I knew I had to make amends fast. I called for a team meeting and mentioned that we need to speed things up and take ownership. While requesting updates, Nigel always started first and somehow always ended up providing status for the overall project. This time, I asked Nigel to focus his status update on just his tasks. I then turned to Roger to provide an update for himself, just as Nigel did. Roger now had to personally deal with the discomfort of a delay in the project. I also mentioned that starting this week, both Roger and Nigel would attend the client call and provide status updates for their respective tasks. I also highlighted the role each one had and how equally important they were to ensuring the success of this project. I also alluded to Roger’s experience and how that has helped us not just on his tasks but in the overall design of the solution. During the client call, the client asked me what would be the new dates on the delayed tasks. Although I usually answered timeline questions myself, I decided to defer the question to Roger himself. Roger, although surprised, knew the dates he had informed me earlier and conveyed the same to the customer. The client went on to stress the importance of the timeline and Roger replied that he would work over the weekend to make up for time lost.
Roger now had a personal commitment he made and while I believe he always wanted to meet deadlines, his low motivation level never gave him that push to work hard. He now felt personally liable to live up to his own word. It took just over a week for Roger to get his tasks on track, which meant he not only completed his tasks at the rate he promised but also worked extra to make up for lost time. I commended him on his efforts and knew I had learned a few lessons as a project manager.
Knowing what motivates an individual is the key to utilizing human resources effectively. Some people are motivated by power and they perform best in positions of authority or importance. Others are motivated by the sense of achievement and always work best when they know and feel the impact their work has. There are others who are motivated by recognition and always work hard aiming for the “Employee of the Month” and usually get it too. But a Sense of ownership is a must for each of these types of individuals.

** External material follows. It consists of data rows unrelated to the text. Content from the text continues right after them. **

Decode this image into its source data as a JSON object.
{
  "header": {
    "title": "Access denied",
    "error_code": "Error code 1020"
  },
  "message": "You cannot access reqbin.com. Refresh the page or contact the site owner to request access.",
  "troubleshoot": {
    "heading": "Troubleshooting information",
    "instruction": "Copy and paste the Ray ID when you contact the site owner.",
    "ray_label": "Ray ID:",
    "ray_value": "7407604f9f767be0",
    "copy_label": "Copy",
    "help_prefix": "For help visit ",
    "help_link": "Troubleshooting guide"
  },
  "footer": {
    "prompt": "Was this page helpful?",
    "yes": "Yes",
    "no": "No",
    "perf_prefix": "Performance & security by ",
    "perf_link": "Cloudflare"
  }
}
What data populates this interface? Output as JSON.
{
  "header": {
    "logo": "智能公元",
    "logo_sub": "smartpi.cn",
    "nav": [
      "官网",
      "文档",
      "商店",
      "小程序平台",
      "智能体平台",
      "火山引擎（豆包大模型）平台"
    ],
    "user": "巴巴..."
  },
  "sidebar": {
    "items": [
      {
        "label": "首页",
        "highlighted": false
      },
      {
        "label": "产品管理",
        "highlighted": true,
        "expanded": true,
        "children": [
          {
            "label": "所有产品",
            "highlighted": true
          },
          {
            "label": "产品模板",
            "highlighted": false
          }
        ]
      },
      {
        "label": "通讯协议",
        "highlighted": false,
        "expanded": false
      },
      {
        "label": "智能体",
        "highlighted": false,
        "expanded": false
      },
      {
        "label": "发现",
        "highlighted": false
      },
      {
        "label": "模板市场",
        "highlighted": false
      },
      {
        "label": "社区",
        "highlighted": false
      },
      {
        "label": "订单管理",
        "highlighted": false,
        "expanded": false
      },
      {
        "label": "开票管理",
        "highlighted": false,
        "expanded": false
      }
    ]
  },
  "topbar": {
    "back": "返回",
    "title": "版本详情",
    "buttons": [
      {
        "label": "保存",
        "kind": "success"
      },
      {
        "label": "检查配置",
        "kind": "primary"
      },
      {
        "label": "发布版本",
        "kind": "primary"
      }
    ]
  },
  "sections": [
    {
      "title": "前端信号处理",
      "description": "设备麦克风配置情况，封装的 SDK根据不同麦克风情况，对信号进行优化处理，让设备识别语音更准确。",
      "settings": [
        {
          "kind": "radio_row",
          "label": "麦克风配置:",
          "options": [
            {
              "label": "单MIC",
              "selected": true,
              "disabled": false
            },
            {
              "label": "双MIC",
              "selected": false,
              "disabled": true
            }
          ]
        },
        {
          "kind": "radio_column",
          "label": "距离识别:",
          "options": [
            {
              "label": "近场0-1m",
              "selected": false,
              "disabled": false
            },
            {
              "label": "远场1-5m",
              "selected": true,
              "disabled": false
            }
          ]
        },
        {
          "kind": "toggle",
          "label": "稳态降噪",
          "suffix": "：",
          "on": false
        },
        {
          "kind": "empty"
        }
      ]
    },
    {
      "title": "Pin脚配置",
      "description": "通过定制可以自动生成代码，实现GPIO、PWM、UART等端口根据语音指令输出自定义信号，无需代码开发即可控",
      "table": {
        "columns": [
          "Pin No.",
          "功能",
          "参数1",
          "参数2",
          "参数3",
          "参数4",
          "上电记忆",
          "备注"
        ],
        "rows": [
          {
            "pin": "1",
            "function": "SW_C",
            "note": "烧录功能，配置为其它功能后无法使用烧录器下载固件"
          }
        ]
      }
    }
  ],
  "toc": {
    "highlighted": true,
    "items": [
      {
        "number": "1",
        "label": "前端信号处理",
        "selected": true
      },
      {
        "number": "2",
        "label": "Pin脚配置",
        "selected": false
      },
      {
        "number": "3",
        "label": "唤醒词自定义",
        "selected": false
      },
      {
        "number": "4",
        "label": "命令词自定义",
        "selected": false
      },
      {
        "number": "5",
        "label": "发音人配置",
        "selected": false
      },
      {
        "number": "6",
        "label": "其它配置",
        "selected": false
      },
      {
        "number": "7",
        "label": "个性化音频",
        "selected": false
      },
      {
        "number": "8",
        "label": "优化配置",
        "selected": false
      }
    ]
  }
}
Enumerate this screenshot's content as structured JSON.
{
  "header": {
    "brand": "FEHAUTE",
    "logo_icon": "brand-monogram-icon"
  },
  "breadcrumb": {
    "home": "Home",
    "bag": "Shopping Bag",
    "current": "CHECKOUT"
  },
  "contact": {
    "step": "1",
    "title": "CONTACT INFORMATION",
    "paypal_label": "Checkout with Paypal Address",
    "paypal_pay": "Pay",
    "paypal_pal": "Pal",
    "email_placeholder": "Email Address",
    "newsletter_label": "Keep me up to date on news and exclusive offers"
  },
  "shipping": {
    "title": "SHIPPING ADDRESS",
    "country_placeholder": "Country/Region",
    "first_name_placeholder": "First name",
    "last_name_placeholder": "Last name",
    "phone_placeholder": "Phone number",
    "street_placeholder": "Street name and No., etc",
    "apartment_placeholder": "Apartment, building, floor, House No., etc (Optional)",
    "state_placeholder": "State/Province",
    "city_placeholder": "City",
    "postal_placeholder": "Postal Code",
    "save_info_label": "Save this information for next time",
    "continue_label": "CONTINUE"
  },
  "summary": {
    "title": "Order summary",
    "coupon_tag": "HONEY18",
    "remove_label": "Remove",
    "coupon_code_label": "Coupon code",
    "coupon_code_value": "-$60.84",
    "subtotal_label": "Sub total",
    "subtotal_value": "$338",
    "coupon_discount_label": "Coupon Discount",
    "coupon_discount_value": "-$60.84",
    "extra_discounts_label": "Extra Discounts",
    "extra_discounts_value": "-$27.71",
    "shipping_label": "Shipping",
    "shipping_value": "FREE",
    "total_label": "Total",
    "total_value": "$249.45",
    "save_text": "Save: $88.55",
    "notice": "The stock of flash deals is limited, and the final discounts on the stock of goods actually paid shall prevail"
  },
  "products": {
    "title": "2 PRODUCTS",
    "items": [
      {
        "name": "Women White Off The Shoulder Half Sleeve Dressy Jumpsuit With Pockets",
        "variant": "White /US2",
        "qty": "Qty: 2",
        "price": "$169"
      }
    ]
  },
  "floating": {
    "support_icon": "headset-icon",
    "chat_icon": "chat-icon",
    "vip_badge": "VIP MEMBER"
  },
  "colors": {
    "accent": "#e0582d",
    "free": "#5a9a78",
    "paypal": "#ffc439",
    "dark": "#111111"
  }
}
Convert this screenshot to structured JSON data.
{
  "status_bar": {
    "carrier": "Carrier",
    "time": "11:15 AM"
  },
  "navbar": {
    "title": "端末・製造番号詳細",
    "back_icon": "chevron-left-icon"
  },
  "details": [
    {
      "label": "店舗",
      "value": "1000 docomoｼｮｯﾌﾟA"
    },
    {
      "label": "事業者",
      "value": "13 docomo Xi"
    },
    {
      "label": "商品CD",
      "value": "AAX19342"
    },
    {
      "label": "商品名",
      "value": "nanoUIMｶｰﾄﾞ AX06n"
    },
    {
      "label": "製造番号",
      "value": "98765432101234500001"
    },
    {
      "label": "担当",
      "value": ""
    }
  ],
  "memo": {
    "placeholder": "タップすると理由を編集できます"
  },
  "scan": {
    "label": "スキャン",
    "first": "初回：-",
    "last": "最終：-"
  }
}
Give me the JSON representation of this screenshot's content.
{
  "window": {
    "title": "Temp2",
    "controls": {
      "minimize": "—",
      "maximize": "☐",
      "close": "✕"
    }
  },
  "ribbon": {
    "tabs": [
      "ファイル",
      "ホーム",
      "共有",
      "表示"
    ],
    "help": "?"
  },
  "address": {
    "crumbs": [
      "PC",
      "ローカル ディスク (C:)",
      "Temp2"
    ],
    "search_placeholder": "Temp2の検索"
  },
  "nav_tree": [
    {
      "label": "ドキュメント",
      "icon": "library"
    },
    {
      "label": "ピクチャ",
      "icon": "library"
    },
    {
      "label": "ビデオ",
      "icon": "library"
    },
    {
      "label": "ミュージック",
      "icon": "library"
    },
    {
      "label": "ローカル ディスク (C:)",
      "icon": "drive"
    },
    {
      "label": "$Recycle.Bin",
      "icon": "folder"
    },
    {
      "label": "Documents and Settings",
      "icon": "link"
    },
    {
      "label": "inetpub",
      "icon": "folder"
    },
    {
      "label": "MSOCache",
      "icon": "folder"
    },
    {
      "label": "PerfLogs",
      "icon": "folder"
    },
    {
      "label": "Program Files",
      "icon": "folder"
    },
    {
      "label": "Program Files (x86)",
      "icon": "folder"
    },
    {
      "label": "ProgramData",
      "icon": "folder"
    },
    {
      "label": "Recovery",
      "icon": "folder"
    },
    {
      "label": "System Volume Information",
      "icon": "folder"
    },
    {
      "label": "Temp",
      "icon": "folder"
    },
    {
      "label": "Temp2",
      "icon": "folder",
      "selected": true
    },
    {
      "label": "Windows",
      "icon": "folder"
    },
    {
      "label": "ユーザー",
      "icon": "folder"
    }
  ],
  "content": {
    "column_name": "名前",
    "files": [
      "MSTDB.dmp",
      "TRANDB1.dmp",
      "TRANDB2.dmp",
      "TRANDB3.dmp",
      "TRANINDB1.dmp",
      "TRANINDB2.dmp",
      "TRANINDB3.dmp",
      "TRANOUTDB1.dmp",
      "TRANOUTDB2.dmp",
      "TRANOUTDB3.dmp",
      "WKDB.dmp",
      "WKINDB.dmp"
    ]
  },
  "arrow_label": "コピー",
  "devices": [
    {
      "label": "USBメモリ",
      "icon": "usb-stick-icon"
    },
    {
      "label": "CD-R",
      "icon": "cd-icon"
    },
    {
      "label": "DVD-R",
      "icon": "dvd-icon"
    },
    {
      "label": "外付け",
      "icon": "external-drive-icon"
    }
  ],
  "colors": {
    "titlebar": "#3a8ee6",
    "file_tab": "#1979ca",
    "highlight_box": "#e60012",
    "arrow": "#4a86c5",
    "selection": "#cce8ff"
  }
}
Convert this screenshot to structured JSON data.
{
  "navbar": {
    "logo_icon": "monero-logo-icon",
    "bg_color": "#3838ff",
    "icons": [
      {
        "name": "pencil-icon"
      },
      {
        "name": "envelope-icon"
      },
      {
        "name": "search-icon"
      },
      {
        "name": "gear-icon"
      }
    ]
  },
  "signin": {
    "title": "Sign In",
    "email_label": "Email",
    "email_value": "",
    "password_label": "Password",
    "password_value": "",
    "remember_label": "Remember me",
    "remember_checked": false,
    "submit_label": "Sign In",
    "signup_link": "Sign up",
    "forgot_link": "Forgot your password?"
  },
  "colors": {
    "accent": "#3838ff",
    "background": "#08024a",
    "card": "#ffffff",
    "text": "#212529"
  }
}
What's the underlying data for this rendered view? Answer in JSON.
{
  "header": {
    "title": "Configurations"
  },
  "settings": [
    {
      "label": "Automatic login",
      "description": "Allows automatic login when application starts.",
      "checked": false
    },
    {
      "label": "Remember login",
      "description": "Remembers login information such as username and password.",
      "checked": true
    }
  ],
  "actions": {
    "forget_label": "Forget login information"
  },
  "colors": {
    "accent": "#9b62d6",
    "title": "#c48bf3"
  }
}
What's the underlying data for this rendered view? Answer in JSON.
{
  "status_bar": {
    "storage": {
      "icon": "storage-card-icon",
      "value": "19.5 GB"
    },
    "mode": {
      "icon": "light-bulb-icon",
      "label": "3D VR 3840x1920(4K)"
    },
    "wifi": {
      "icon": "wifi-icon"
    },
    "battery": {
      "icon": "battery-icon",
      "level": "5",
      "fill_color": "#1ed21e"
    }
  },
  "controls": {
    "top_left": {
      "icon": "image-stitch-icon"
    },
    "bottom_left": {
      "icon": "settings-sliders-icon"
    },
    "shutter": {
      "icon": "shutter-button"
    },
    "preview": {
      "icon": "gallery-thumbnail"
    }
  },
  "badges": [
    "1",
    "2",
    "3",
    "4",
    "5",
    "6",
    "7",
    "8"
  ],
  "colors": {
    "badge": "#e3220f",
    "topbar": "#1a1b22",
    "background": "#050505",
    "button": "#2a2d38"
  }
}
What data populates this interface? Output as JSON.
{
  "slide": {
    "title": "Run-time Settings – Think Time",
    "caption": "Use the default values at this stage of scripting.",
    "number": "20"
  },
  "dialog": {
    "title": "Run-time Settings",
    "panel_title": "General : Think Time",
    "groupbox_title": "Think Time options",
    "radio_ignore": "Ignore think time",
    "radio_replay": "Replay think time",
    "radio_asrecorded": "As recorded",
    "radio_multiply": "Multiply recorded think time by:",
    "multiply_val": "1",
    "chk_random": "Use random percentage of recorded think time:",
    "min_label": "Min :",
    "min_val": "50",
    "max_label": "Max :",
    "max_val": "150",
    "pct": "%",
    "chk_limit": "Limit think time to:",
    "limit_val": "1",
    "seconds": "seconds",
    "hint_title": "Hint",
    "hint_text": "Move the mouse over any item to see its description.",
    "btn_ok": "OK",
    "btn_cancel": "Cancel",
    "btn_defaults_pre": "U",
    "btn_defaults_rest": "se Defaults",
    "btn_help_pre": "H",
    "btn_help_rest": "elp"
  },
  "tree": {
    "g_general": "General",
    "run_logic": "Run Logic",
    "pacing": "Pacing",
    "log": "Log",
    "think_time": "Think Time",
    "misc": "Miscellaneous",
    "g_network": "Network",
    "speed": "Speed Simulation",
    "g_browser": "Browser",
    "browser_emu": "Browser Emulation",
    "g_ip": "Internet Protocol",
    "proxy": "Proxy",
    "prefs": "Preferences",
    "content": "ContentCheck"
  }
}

In hindsight, the decision to leave out Roger out of the team meetings to get more time coding was a bad one. Roger ended up being later than ever and his absence dented his motivation levels.
Project Managers must be proactive in drawing the active participation of all attendees in meetings. Detachment in meetings is often the first sign of lack of ownership, and managers must often direct conversations towards such individuals to draw them in.
All in all, it was a great project and we achieved the key success criteria. But the experience handling the team was more enriching than the success itself.
Allen D’Souza is a PMP Certified Project Manager and Solution Architect with wide and varied exposure to Oracle HCM within Oracle Corporation and outside in the Consulting domain. Interests include designing solutions and products that are functionally rich yet scalable, performant and extensible using client-server architecture; Implementation of Oracle E-Business Suite (HCM) for both 11i and R12 releases.